I want to start by saying that I really wanted to like this book. I’ve read another of Jenny Frame’s novels, A Royal Romance and I really enjoyed it. Sure, it had its more…mature moments, but by and large the book was plot driven, the characters well put-together and the story an enjoyable one to read. So I was excited to read another of her books, and to review it for you guys.
Do you want to know the thing that most annoys me about the LGBT+ fiction section in any website/library/shop? Fiction is a pretty big label, and you never know what you’re going to get. It could be romance, science fiction, horror, teen fiction, young adult fiction, fantasy…in this case it was pure, unfiltered smut. The first third of the book at least was essentially pornography before the plot even tried to start. I know, look at the title, look at the cover, I should have known. But it was about VAMPIRES so I thought maybe it was just unfortunately named. I was wrong.
I was so very wrong.

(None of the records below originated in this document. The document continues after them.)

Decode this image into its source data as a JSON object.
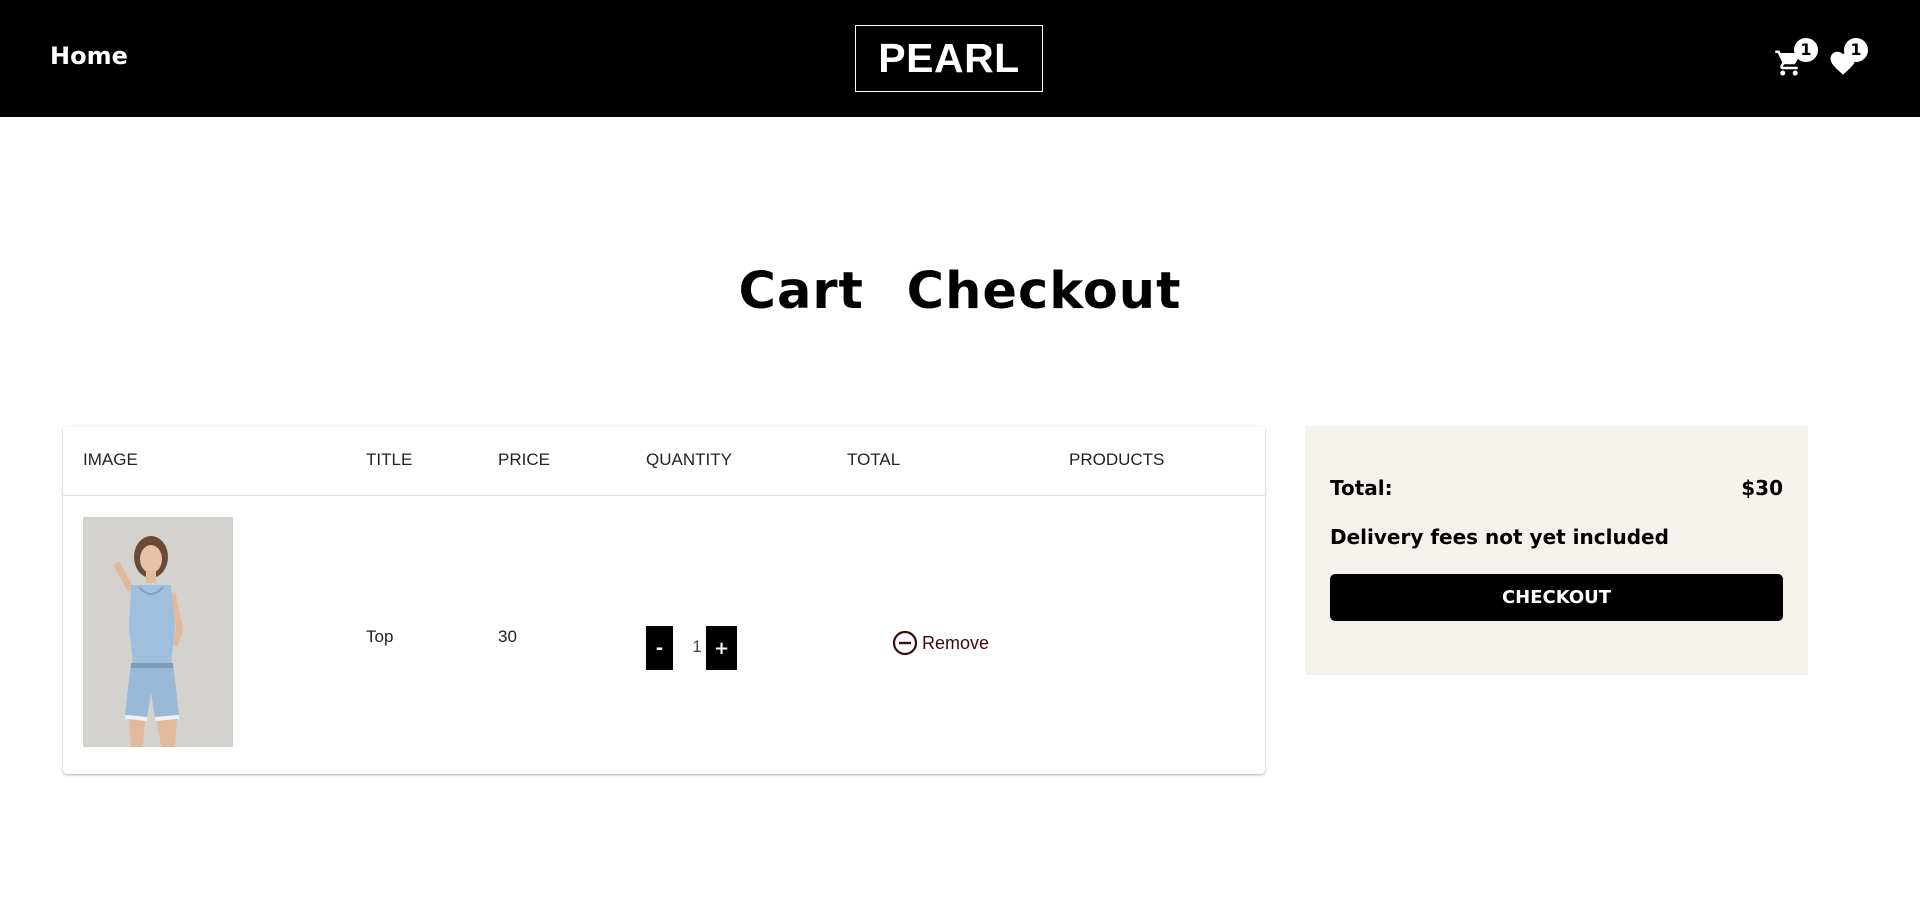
{
  "navbar": {
    "home_label": "Home",
    "brand": "PEARL",
    "cart_count": "1",
    "wishlist_count": "1",
    "cart_icon": "cart-icon",
    "wishlist_icon": "heart-icon"
  },
  "page": {
    "title": "Cart Checkout"
  },
  "cart_table": {
    "headers": [
      "IMAGE",
      "TITLE",
      "PRICE",
      "QUANTITY",
      "TOTAL",
      "PRODUCTS"
    ],
    "rows": [
      {
        "image": "product-photo-top",
        "title": "Top",
        "price": "30",
        "quantity": "1",
        "decrement_label": "-",
        "increment_label": "+",
        "total": "",
        "remove_label": "Remove",
        "remove_icon": "minus-circle-icon"
      }
    ]
  },
  "summary": {
    "total_label": "Total:",
    "total_value": "$30",
    "note": "Delivery fees not yet included",
    "checkout_label": "CHECKOUT"
  },
  "colors": {
    "navbar_bg": "#000000",
    "summary_bg": "#f5f2ee",
    "remove_color": "#3b0a0a",
    "button_bg": "#000000"
  }
}
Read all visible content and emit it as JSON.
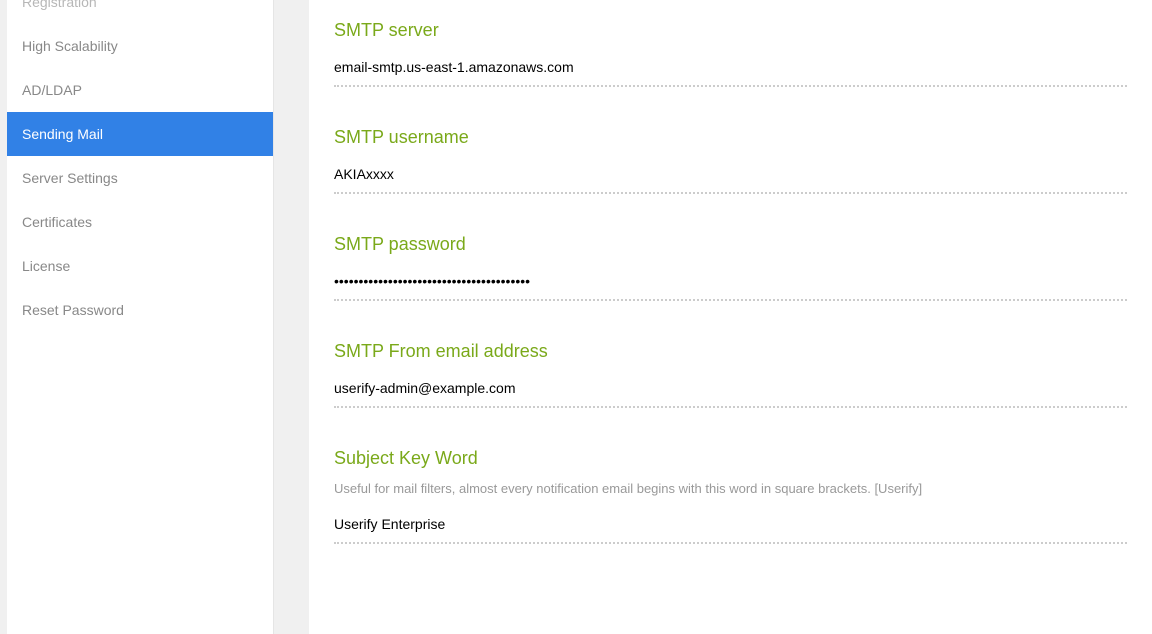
{
  "sidebar": {
    "items": [
      {
        "label": "Registration",
        "active": false
      },
      {
        "label": "High Scalability",
        "active": false
      },
      {
        "label": "AD/LDAP",
        "active": false
      },
      {
        "label": "Sending Mail",
        "active": true
      },
      {
        "label": "Server Settings",
        "active": false
      },
      {
        "label": "Certificates",
        "active": false
      },
      {
        "label": "License",
        "active": false
      },
      {
        "label": "Reset Password",
        "active": false
      }
    ]
  },
  "form": {
    "smtp_server": {
      "label": "SMTP server",
      "value": "email-smtp.us-east-1.amazonaws.com"
    },
    "smtp_username": {
      "label": "SMTP username",
      "value": "AKIAxxxx"
    },
    "smtp_password": {
      "label": "SMTP password",
      "value": "xxxxxxxxxxxxxxxxxxxxxxxxxxxxxxxxxxxxxxxx"
    },
    "smtp_from": {
      "label": "SMTP From email address",
      "value": "userify-admin@example.com"
    },
    "subject_keyword": {
      "label": "Subject Key Word",
      "help": "Useful for mail filters, almost every notification email begins with this word in square brackets. [Userify]",
      "value": "Userify Enterprise"
    }
  }
}
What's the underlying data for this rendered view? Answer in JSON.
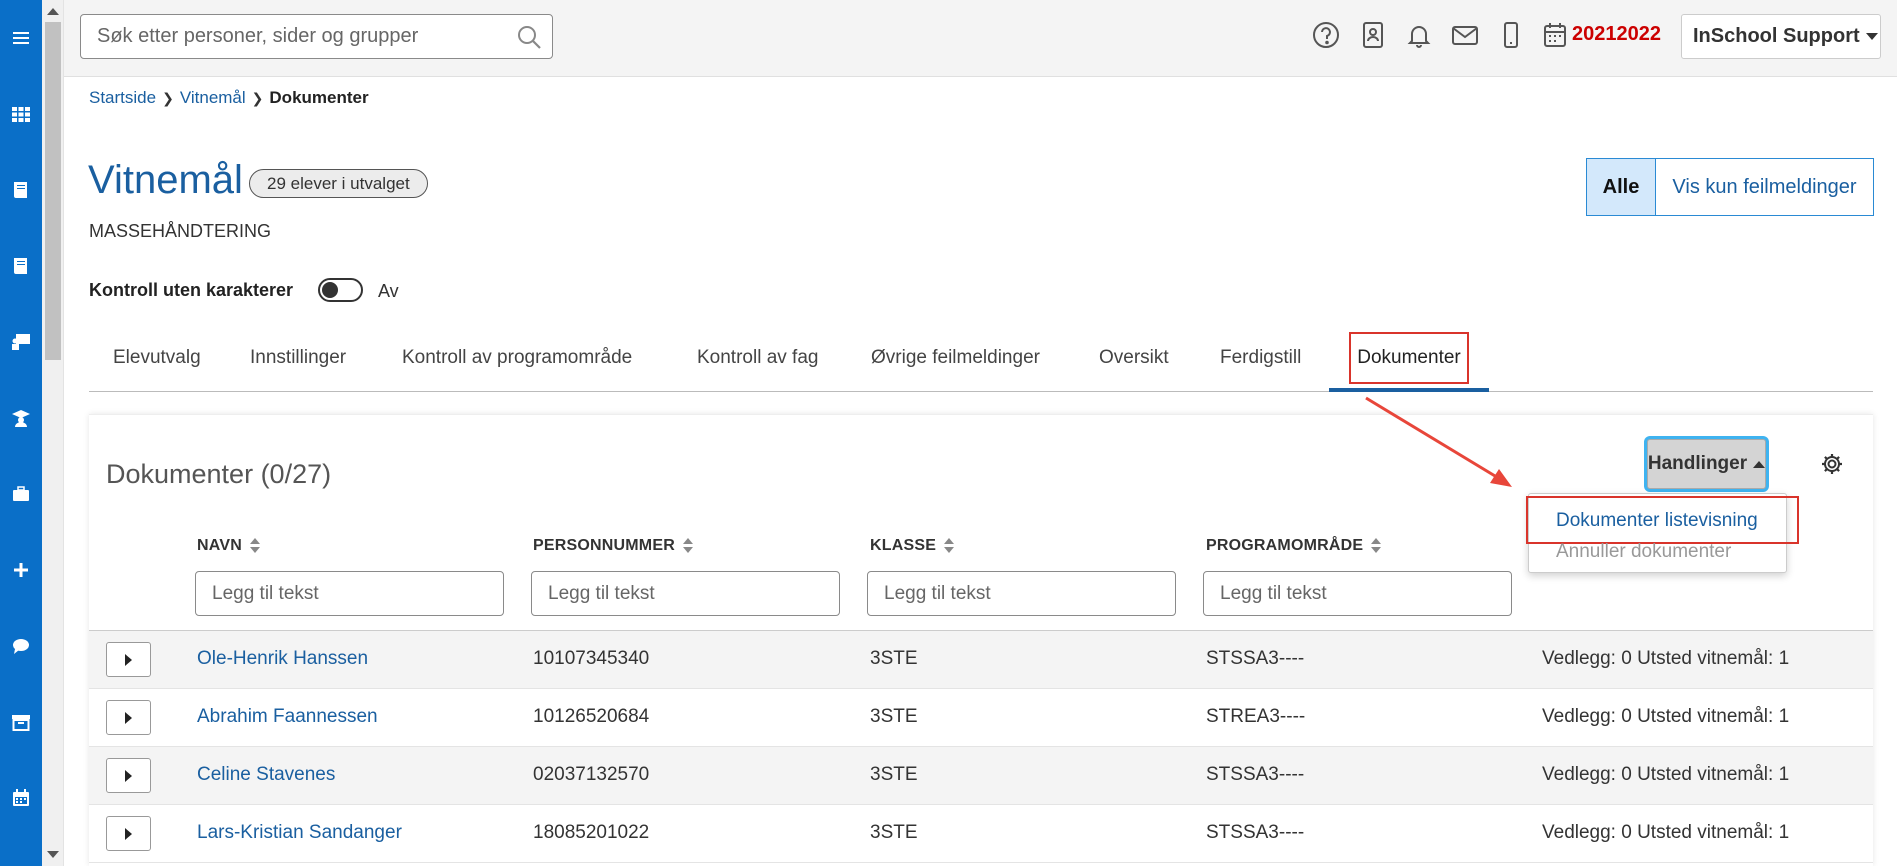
{
  "header": {
    "search_placeholder": "Søk etter personer, sider og grupper",
    "year": "20212022",
    "user_menu": "InSchool Support"
  },
  "sidebar": {
    "icons": [
      "menu-icon",
      "apps-grid-icon",
      "book-icon",
      "book-icon-2",
      "teacher-icon",
      "graduate-icon",
      "briefcase-icon",
      "plus-icon",
      "chat-icon",
      "archive-icon",
      "calendar-icon"
    ]
  },
  "breadcrumb": {
    "items": [
      "Startside",
      "Vitnemål"
    ],
    "current": "Dokumenter"
  },
  "page": {
    "title": "Vitnemål",
    "badge": "29 elever i utvalget",
    "subtitle": "MASSEHÅNDTERING",
    "filter_all": "Alle",
    "filter_errors": "Vis kun feilmeldinger",
    "toggle_label": "Kontroll uten karakterer",
    "toggle_state": "Av"
  },
  "tabs": [
    "Elevutvalg",
    "Innstillinger",
    "Kontroll av programområde",
    "Kontroll av fag",
    "Øvrige feilmeldinger",
    "Oversikt",
    "Ferdigstill",
    "Dokumenter"
  ],
  "panel": {
    "title": "Dokumenter (0/27)",
    "actions_label": "Handlinger",
    "menu": {
      "item1": "Dokumenter listevisning",
      "item2": "Annuller dokumenter"
    },
    "columns": {
      "name": "NAVN",
      "ssn": "PERSONNUMMER",
      "class": "KLASSE",
      "program": "PROGRAMOMRÅDE"
    },
    "filter_placeholder": "Legg til tekst",
    "rows": [
      {
        "name": "Ole-Henrik Hanssen",
        "ssn": "10107345340",
        "class": "3STE",
        "program": "STSSA3----",
        "info": "Vedlegg: 0 Utsted vitnemål: 1"
      },
      {
        "name": "Abrahim Faannessen",
        "ssn": "10126520684",
        "class": "3STE",
        "program": "STREA3----",
        "info": "Vedlegg: 0 Utsted vitnemål: 1"
      },
      {
        "name": "Celine Stavenes",
        "ssn": "02037132570",
        "class": "3STE",
        "program": "STSSA3----",
        "info": "Vedlegg: 0 Utsted vitnemål: 1"
      },
      {
        "name": "Lars-Kristian Sandanger",
        "ssn": "18085201022",
        "class": "3STE",
        "program": "STSSA3----",
        "info": "Vedlegg: 0 Utsted vitnemål: 1"
      }
    ]
  },
  "colors": {
    "sidebar": "#0a6fc8",
    "link": "#1a5fa0",
    "highlight": "#d9342b",
    "year": "#cc0000"
  }
}
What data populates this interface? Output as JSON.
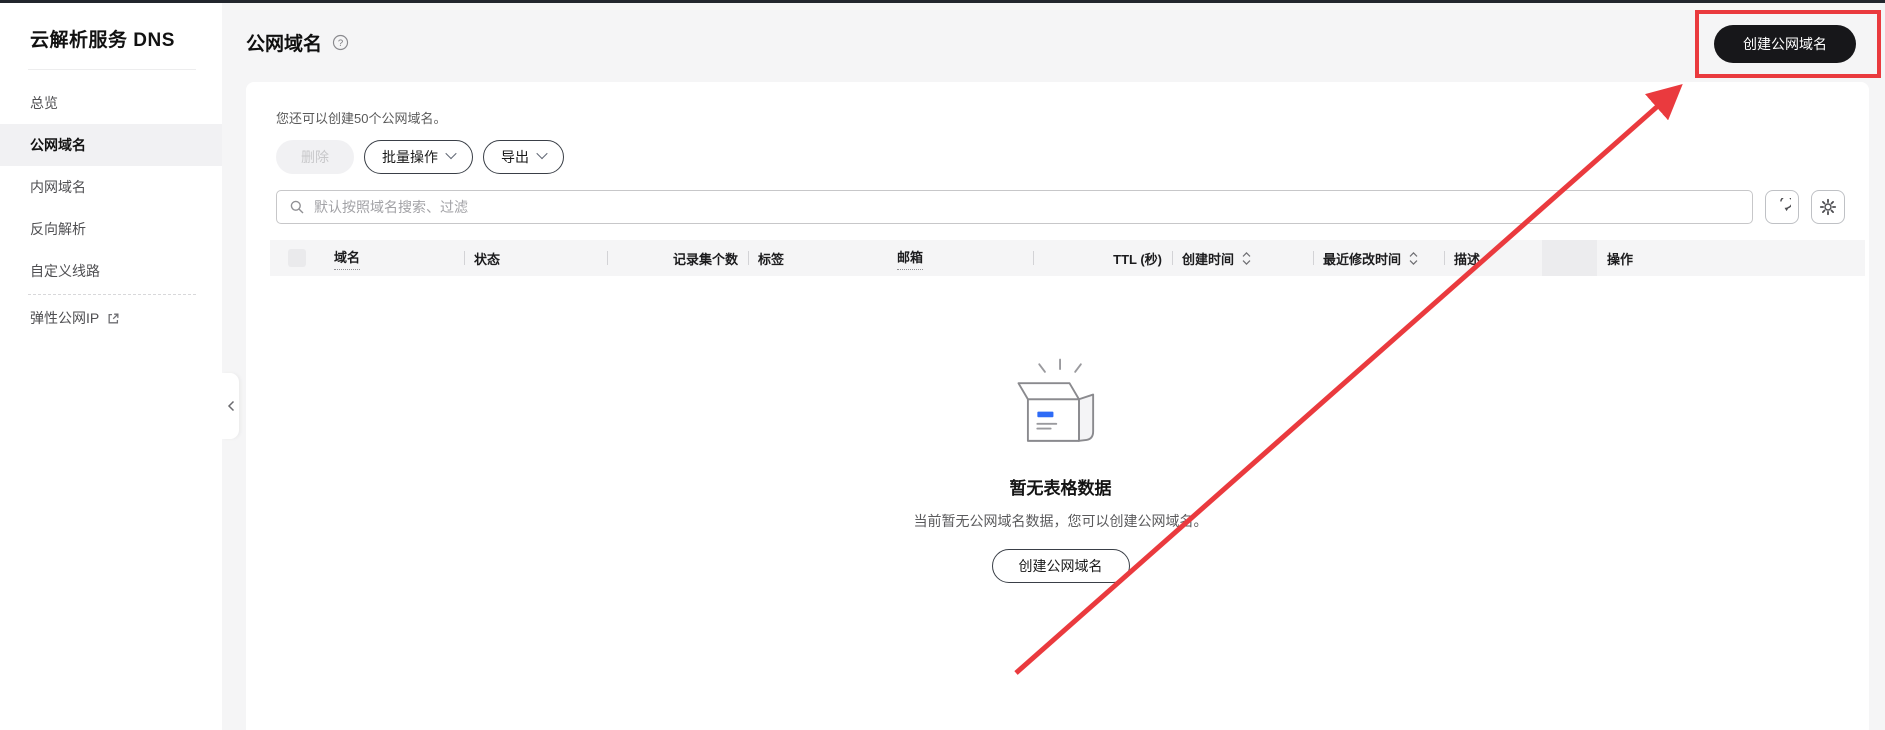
{
  "sidebar": {
    "title": "云解析服务 DNS",
    "items": [
      {
        "label": "总览",
        "active": false
      },
      {
        "label": "公网域名",
        "active": true
      },
      {
        "label": "内网域名",
        "active": false
      },
      {
        "label": "反向解析",
        "active": false
      },
      {
        "label": "自定义线路",
        "active": false
      },
      {
        "label": "弹性公网IP",
        "active": false,
        "external": true
      }
    ]
  },
  "header": {
    "title": "公网域名",
    "create_button_label": "创建公网域名"
  },
  "toolbar": {
    "quota_text": "您还可以创建50个公网域名。",
    "quota_remaining": 50,
    "delete_label": "删除",
    "batch_label": "批量操作",
    "export_label": "导出",
    "search_placeholder": "默认按照域名搜索、过滤"
  },
  "table": {
    "columns": [
      {
        "label": "域名",
        "dotted": true
      },
      {
        "label": "状态"
      },
      {
        "label": "记录集个数",
        "align": "right"
      },
      {
        "label": "标签"
      },
      {
        "label": "邮箱",
        "dotted": true
      },
      {
        "label": "TTL (秒)",
        "align": "right"
      },
      {
        "label": "创建时间",
        "sortable": true
      },
      {
        "label": "最近修改时间",
        "sortable": true
      },
      {
        "label": "描述"
      },
      {
        "label": "操作"
      }
    ],
    "rows": []
  },
  "empty_state": {
    "title": "暂无表格数据",
    "description": "当前暂无公网域名数据，您可以创建公网域名。",
    "button_label": "创建公网域名"
  },
  "icons": {
    "help": "question-circle-icon",
    "search": "magnifier-icon",
    "refresh": "refresh-icon",
    "settings": "gear-icon",
    "external_link": "external-link-icon",
    "collapse": "chevron-left-icon",
    "dropdown": "chevron-down-icon",
    "sort": "sort-arrows-icon",
    "empty": "empty-box-icon"
  },
  "colors": {
    "annotation_red": "#ea3a3e",
    "primary_button_bg": "#17171a",
    "empty_icon_blue": "#2e6bf6",
    "table_header_bg": "#f5f5f6"
  }
}
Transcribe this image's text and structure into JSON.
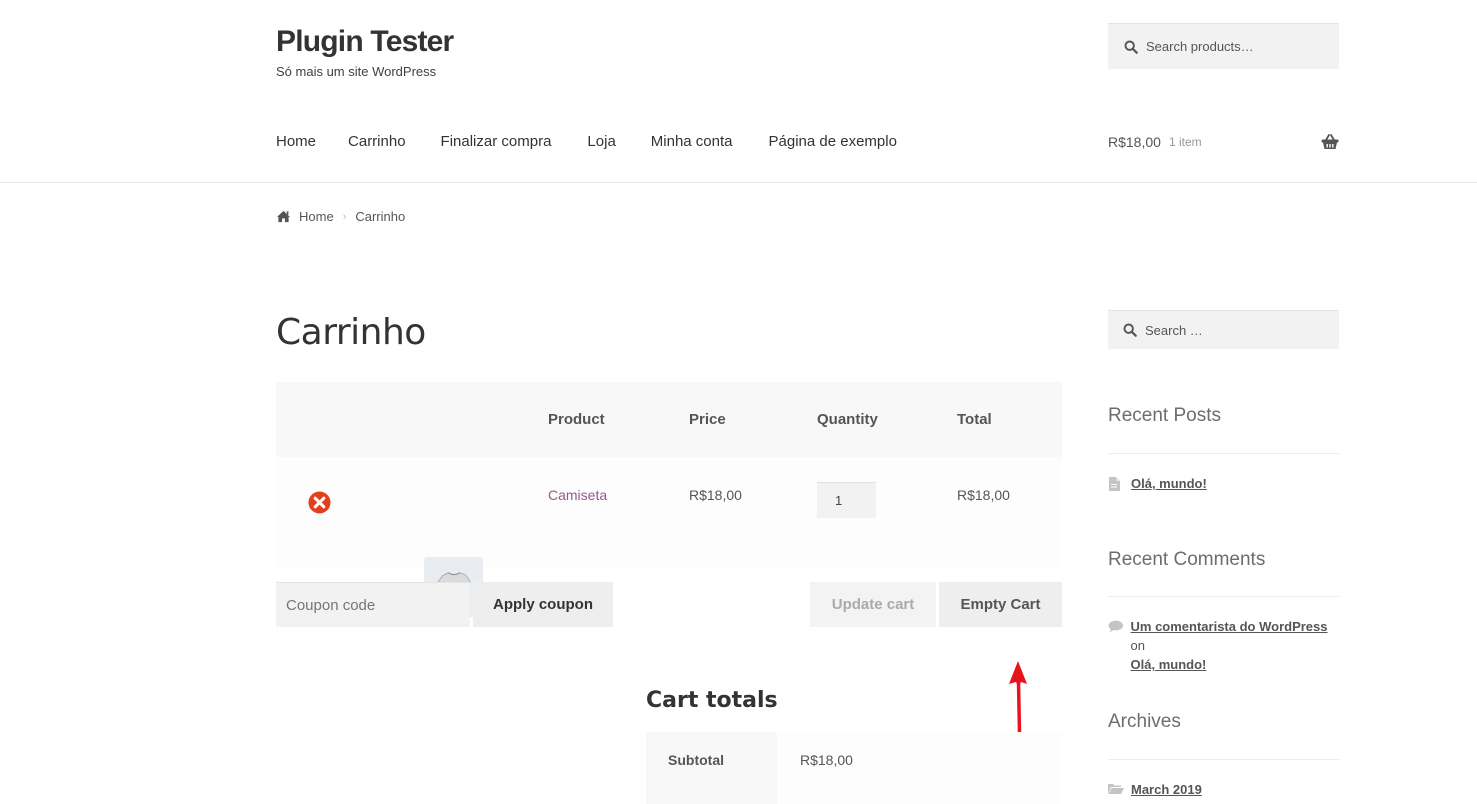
{
  "site": {
    "title": "Plugin Tester",
    "tagline": "Só mais um site WordPress"
  },
  "header_search": {
    "placeholder": "Search products…",
    "icon": "search-icon"
  },
  "nav": {
    "items": [
      {
        "label": "Home"
      },
      {
        "label": "Carrinho"
      },
      {
        "label": "Finalizar compra"
      },
      {
        "label": "Loja"
      },
      {
        "label": "Minha conta"
      },
      {
        "label": "Página de exemplo"
      }
    ]
  },
  "mini_cart": {
    "amount": "R$18,00",
    "count": "1 item",
    "icon": "basket-icon"
  },
  "breadcrumb": {
    "home": "Home",
    "current": "Carrinho",
    "icon": "home-icon"
  },
  "page": {
    "title": "Carrinho"
  },
  "cart": {
    "headers": {
      "product": "Product",
      "price": "Price",
      "quantity": "Quantity",
      "total": "Total"
    },
    "items": [
      {
        "name": "Camiseta",
        "price": "R$18,00",
        "quantity": "1",
        "total": "R$18,00",
        "thumbnail": "t-shirt-image"
      }
    ],
    "coupon_placeholder": "Coupon code",
    "apply_coupon_label": "Apply coupon",
    "update_cart_label": "Update cart",
    "empty_cart_label": "Empty Cart"
  },
  "cart_totals": {
    "title": "Cart totals",
    "subtotal_label": "Subtotal",
    "subtotal_value": "R$18,00"
  },
  "annotation": {
    "arrow_color": "#e8141b"
  },
  "sidebar": {
    "search_placeholder": "Search …",
    "recent_posts": {
      "title": "Recent Posts",
      "items": [
        {
          "label": "Olá, mundo!"
        }
      ]
    },
    "recent_comments": {
      "title": "Recent Comments",
      "items": [
        {
          "author": "Um comentarista do WordPress",
          "on": "on",
          "post": "Olá, mundo!"
        }
      ]
    },
    "archives": {
      "title": "Archives",
      "items": [
        {
          "label": "March 2019"
        }
      ]
    }
  },
  "colors": {
    "link_purple": "#96588a",
    "remove_red": "#e2401c",
    "arrow_red": "#e8141b"
  }
}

Books contain sex, I know this, you know this, your local librarian knows this (I worked as a librarian and yes, we do notice you borrowing those books discreetly and no, we do not judge you for it) and that is by no means a bad thing, but there comes a point where it gets excessive. Hunger For You approached this point at a sprint and then vaulted over it, before disappearing into the sunset on the other side. The sheer amount of smut made reading it a bit of a chore. Is it too much to ask, just once, for a lesbian fiction story that isn’t pornographic? I wanted vampires, not vagina.
One lesson that has stuck with me through years of creative writing lectures, informative books and editing of my own work is this: show, don’t tell. Unfortunately, I was only a few pages in when I encountered this line:
“…her many family secrets, the most important of which was that the Debreks were a royal family of immortal vampires, running an international banking and business group.”
Now, any fan of vampire lore will agree that banking is probably a very good career for a vampire to go into. There’s relative anonymity, and historically they have always been fans of counting (mwa ha ha) but to outright tell me the biggest family secret right out of the gate took some of the excitement out of it. Of course, I know the book is about vampires, it’s right there in the description. But instead of just telling me this, SHOW ME vampires, show me how they hide in plain sight, show me those moments where the façade slips and you see them for what they are. In addition to this, vampires in this book blend in and sate their hunger by drinking chilled blood disguised as red wine. Now I’m just putting it out there, red wine and blood have different viscosities and I’m pretty sure blood coagulates when chilled. If I saw someone drinking thick, gloopy red wine I’d probably run for the hills. Alas, Amelia is just dim enough to not notice.
There are interesting elements to Byron’s backstory, she lived as a man for years when living both as a lesbian and as a woman in professional business were impossible – I wanted to see more of this potential for a rich, queer history and for a positive representation of a butch, masculine lesbian in today’s society. To her credit, Frame does write lesbian relationships with more masculine women – something I’ve often found lacking in lesbian representation, and Byron is certainly masculine. Instead I got page upon page of Byron’s increasingly bloodthirsty sexual encounters with a blissfully oblivious Amelia (and I mean oblivious, she had the two pin-prick marks of a vampire bite on her neck for SIX MONTHS and didn’t bat an eyelid. There’s not wanting to see the worst in your partner and then there’s actively ignoring that they might want to drink your blood). Honestly, it was constant, dating this woman must be exhausting. I was exhausted just reading it. Additionally, if the majority of your dates are spent trying not to kill your partner, I hate to say it but that isn’t a healthy relationship.
The world-building is a little sloppy too, other species are introduced – witches, shifters, fae, shifter-fae-vampire-bird-women, but the majority are glossed over very briefly and never mentioned again. Where we could have had urban fantasy, secret communities of preternatural beings living alongside humanity, we got smut and an attempt at the politics of the vampire court that I wanted more of, but never got. I feel like this is the running theme for this book, as a fan of fantasy, horror and lesbians I wanted so much more then I got from this book. Overall, this one just wasn’t for me. I wanted so much for it to be good, to be able to go ‘look! Lesbian fiction can be great! Go read this it’s fantastic!’ but instead I got porn with an attempt at plot, and the phrase ‘firm buttocks’ inexplicably stuck in my head.
Overall rating: 📖📖 2 book out of 5
A copy of Hunger for You was provided by NetGalley in exchange for an honest and unbiased review.